The Story

This breath-taking ballet is set in the magial world of a fairy kingdom where the King and Queen are celebrating the birth of their daughter, Princess Aurora

The Lilac Fairy and her attendants have been invited to the christening, but the wicked fairy, Carabosse, has been forgotten. Angered by this, Carabosse casts a spell on Aurora, that on her sixteenth birthdayshe will prick her finger and die. The Lilac Fairy promises that Aurora will not die, but will fall into a deep sleep, until a handsome prince will awaken her with a kiss.

A hundred years later, Prince Désiré is out hunting and discovers the palace. The Lilac Fairy leads the prince to the sleeping Aurora. By kissing her, the spell is broken and she wakes up. The whole court awakens, Désiré and Aurora fall in love.

A grand wedding takes place, fairytale characters are invited and Prince Désiré and Princess Aurora are married and blessed by the Lilac Fairy.

The Vienna Festival Ballet's Sleeping Beauty is a thoroughly traditional production, unpretentious, and strongly danced by the entire cast

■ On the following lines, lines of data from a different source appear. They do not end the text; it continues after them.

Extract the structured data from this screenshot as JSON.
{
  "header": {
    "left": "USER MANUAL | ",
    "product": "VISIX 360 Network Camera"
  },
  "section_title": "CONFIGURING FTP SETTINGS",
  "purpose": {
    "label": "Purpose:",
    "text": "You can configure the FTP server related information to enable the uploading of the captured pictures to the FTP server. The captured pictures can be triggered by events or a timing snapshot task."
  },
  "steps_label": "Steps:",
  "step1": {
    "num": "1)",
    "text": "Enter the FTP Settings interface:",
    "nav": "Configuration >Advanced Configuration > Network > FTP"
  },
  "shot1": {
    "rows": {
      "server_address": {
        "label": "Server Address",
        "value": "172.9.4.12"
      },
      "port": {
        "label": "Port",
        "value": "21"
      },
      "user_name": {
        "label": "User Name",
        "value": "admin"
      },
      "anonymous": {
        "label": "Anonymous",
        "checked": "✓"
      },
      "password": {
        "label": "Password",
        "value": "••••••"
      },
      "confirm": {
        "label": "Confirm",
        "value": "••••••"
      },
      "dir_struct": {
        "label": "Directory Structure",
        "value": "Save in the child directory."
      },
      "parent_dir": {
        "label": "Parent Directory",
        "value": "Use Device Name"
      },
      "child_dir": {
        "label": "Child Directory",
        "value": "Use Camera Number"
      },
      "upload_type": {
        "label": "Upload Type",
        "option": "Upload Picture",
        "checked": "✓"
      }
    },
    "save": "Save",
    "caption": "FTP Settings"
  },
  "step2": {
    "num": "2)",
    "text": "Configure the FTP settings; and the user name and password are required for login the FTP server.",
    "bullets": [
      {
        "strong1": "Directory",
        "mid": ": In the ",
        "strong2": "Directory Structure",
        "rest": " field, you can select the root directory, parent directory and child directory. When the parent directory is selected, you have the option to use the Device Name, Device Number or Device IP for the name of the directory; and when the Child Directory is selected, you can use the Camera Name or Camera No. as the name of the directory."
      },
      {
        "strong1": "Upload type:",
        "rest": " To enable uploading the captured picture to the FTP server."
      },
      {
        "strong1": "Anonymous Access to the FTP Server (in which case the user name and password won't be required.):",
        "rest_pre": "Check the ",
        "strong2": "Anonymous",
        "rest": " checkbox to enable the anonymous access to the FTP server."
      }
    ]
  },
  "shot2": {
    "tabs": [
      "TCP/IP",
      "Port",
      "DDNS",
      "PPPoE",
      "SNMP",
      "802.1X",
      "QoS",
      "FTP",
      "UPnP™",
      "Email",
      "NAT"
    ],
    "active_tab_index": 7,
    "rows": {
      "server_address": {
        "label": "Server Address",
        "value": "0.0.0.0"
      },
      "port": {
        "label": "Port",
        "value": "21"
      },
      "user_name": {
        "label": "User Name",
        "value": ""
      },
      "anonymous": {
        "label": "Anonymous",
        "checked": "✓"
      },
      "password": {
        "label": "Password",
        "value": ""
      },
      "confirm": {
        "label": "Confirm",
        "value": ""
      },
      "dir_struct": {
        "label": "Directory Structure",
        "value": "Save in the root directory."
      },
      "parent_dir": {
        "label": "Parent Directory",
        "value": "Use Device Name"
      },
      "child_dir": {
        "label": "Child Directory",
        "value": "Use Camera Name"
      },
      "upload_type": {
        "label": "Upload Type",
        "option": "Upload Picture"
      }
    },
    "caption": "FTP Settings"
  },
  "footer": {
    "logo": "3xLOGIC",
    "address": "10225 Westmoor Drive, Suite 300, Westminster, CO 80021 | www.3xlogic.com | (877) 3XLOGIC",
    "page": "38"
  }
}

- British Theatre Guide -

The History

The Sleeping Beauty is a ballet consisting of a prologue and three acts.

Tchaikovsky counted Sleeping Beauty as one of his best works. The idea came from Ivan Vsevolozhsky (1835-1909), director of the Russian Imperial Theatres from 1881 onward. He had staged several of Tchaikovsky's operas, and he wanted to produce a ballet score with him.

Sleeping Beauty is based on the baroqye fairy tale La Belle au Bois Dormant (The Sleeping Beauty in the Wood) by Charles Perrault (1628-1703). Perrault wrotehis fairy tales for the amusement of Louis XIV and the Sun King's court. Marius Petipa (1881-1910) choreographed the ballet to Tchaikovsky's score, staged it in the stule of Louis XIV court, constructing marvellous stage sets made from painted gauze veils and movable walls as well as lavish costumes form the 17th century French style.

The premiere performance took place at the Mariinsky Theatre in St. Petersburg in 1890. Although the ballet had a lukewarm reception at first, it took on a life of its own in the 20th century, with many imitators and devotees of Petipa attempting to produce the original performance and choreography. Act Three is the highlight of the ballet, the marriage of the Princess Aurora with Prince Désiré, where all the characters form Perrault's fairy tales come to life and appear in the ballroom.

If you have a little girl like the one in the balcony last night, if you were a little girl and are now a big girl with dreams still of that little girl, if you are a little boy or big man with wonders of ballet and its awe then Sleeping Beauty by the Vienna Festival Ballet is for you.

- The Reading Chronicle -

Music by P.I Tchaikovsky

Choreography by Shirley Grahame

Re-Staged by Emily Hufton

Duration: ~ 2 hours 30